App and web page records:
#####

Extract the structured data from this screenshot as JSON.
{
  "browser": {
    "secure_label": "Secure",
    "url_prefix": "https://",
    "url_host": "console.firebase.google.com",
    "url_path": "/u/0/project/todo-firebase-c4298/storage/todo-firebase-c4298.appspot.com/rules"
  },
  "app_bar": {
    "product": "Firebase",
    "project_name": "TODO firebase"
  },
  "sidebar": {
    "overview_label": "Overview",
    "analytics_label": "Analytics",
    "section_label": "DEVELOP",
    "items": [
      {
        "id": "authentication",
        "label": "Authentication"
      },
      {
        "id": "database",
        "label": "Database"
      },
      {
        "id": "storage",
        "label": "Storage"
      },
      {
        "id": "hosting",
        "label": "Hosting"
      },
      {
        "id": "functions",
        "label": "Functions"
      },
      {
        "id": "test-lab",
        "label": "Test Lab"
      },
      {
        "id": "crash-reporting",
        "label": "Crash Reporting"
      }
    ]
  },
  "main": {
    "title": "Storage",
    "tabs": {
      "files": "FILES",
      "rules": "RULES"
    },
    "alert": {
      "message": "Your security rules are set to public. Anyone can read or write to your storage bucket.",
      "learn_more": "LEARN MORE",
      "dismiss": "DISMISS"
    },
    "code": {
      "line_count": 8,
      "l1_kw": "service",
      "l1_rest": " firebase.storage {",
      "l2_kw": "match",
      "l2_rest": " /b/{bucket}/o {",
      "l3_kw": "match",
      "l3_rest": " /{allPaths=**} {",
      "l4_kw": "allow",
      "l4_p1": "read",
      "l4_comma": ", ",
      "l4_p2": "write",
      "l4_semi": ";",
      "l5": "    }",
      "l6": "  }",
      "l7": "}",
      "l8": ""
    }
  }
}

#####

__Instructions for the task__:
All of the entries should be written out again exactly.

__Your solution__:
Extract the structured data from this screenshot as JSON.
{
  "browser": {
    "secure_label": "Secure",
    "url_prefix": "https://",
    "url_host": "console.firebase.google.com",
    "url_path": "/u/0/project/todo-firebase-c4298/storage/todo-firebase-c4298.appspot.com/rules"
  },
  "app_bar": {
    "product": "Firebase",
    "project_name": "TODO firebase"
  },
  "sidebar": {
    "overview_label": "Overview",
    "analytics_label": "Analytics",
    "section_label": "DEVELOP",
    "items": [
      {
        "id": "authentication",
        "label": "Authentication"
      },
      {
        "id": "database",
        "label": "Database"
      },
      {
        "id": "storage",
        "label": "Storage"
      },
      {
        "id": "hosting",
        "label": "Hosting"
      },
      {
        "id": "functions",
        "label": "Functions"
      },
      {
        "id": "test-lab",
        "label": "Test Lab"
      },
      {
        "id": "crash-reporting",
        "label": "Crash Reporting"
      }
    ]
  },
  "main": {
    "title": "Storage",
    "tabs": {
      "files": "FILES",
      "rules": "RULES"
    },
    "alert": {
      "message": "Your security rules are set to public. Anyone can read or write to your storage bucket.",
      "learn_more": "LEARN MORE",
      "dismiss": "DISMISS"
    },
    "code": {
      "line_count": 8,
      "l1_kw": "service",
      "l1_rest": " firebase.storage {",
      "l2_kw": "match",
      "l2_rest": " /b/{bucket}/o {",
      "l3_kw": "match",
      "l3_rest": " /{allPaths=**} {",
      "l4_kw": "allow",
      "l4_p1": "read",
      "l4_comma": ", ",
      "l4_p2": "write",
      "l4_semi": ";",
      "l5": "    }",
      "l6": "  }",
      "l7": "}",
      "l8": ""
    }
  }
}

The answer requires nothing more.